PROBLEM TO SOLVE: Your task is to copy each line of the material that includes "Google".

Segment Open

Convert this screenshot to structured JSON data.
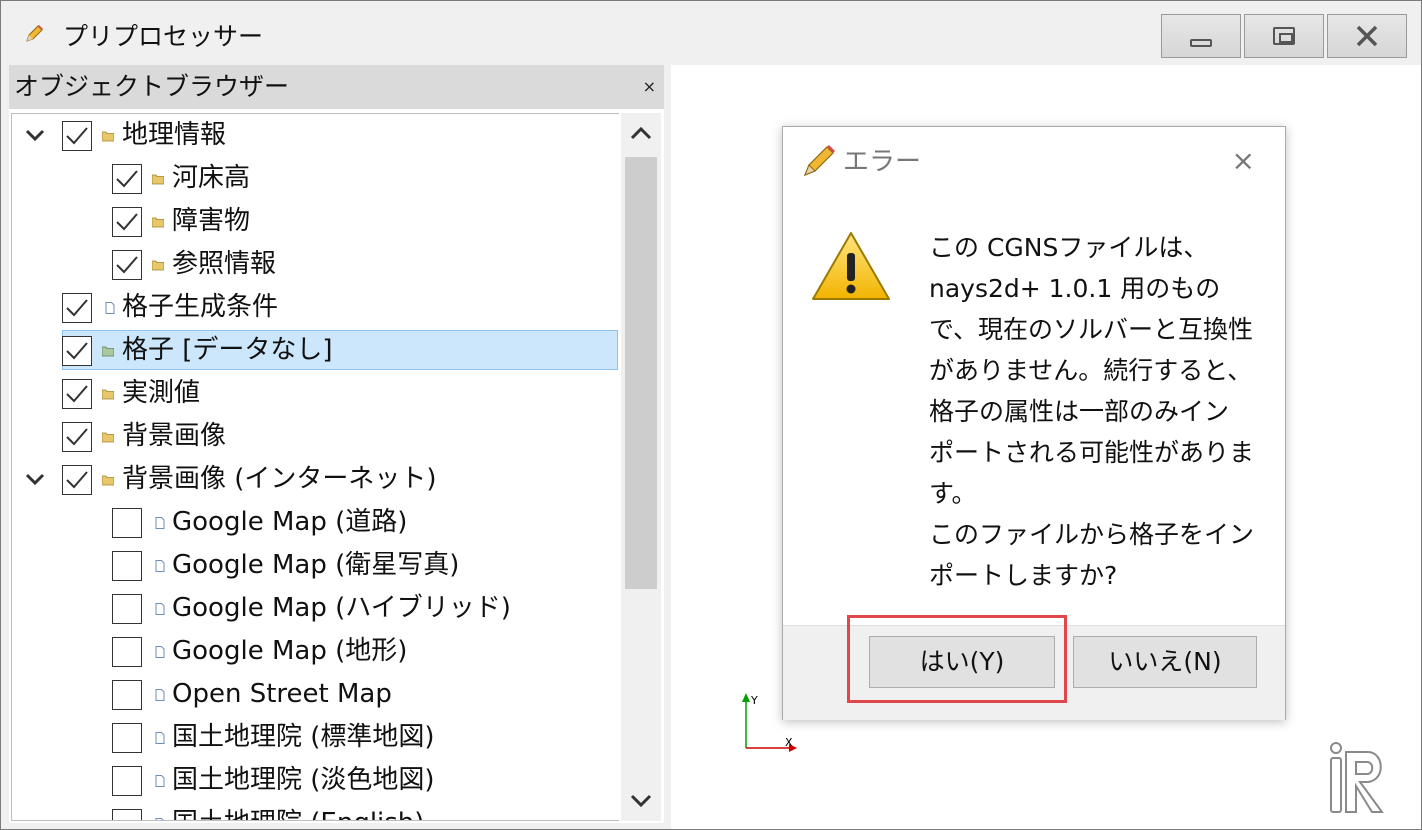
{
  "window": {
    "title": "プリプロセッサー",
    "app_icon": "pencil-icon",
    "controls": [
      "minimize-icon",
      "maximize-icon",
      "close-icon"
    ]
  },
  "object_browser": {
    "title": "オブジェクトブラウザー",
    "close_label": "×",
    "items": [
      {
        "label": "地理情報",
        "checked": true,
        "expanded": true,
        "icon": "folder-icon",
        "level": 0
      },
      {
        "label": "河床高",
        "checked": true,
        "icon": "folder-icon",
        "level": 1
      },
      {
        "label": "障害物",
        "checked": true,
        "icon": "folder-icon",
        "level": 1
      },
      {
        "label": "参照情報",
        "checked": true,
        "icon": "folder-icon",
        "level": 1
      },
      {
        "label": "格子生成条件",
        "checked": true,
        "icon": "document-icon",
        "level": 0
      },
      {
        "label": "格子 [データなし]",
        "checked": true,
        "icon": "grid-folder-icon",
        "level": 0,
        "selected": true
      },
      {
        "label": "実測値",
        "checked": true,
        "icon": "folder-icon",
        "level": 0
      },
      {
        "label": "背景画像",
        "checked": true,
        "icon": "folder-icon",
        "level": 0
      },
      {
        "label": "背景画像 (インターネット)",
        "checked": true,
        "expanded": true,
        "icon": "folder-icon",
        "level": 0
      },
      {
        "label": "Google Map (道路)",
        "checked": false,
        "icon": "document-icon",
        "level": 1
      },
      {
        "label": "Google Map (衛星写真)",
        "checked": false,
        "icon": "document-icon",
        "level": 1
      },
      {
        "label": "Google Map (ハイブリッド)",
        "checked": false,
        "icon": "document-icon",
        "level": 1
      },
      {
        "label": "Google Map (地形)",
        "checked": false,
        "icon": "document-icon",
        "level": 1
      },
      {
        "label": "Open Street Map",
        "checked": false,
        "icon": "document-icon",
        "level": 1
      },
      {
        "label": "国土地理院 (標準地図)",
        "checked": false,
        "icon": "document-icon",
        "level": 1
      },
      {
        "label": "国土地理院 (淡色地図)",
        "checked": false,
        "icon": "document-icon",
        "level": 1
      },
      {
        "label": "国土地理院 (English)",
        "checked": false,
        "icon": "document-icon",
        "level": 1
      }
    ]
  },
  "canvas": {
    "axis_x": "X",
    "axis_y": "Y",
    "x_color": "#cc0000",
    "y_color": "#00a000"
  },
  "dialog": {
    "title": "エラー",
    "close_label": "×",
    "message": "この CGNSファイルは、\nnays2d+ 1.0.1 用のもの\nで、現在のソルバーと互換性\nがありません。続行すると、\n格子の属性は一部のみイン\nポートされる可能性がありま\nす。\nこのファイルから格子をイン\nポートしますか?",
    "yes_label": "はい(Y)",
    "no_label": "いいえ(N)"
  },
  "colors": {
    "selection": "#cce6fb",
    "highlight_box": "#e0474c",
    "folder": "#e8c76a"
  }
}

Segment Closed

ANSWER AREA:
        "label": "Google Map (道路)",
        "label": "Google Map (衛星写真)",
        "label": "Google Map (ハイブリッド)",
        "label": "Google Map (地形)",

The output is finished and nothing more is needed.